(Exercise inputs Opens)

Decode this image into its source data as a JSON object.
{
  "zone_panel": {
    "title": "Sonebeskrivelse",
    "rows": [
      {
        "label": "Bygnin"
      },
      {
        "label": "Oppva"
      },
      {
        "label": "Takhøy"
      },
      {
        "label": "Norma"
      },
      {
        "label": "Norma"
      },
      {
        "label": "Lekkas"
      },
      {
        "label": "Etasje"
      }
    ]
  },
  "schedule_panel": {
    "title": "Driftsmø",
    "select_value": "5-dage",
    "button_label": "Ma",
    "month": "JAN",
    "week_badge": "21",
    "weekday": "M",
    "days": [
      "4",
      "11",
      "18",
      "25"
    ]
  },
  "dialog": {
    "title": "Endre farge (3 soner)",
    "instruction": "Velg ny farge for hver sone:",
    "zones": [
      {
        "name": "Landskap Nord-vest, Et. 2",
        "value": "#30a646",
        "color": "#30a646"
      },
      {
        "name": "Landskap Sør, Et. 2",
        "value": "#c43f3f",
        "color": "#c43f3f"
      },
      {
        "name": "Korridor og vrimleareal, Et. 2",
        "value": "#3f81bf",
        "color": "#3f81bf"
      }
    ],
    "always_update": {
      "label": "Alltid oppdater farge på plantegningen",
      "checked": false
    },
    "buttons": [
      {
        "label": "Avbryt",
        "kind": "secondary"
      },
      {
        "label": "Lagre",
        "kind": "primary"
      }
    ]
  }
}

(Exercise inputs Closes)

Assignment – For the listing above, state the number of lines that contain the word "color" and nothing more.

Answer for this exercise – 3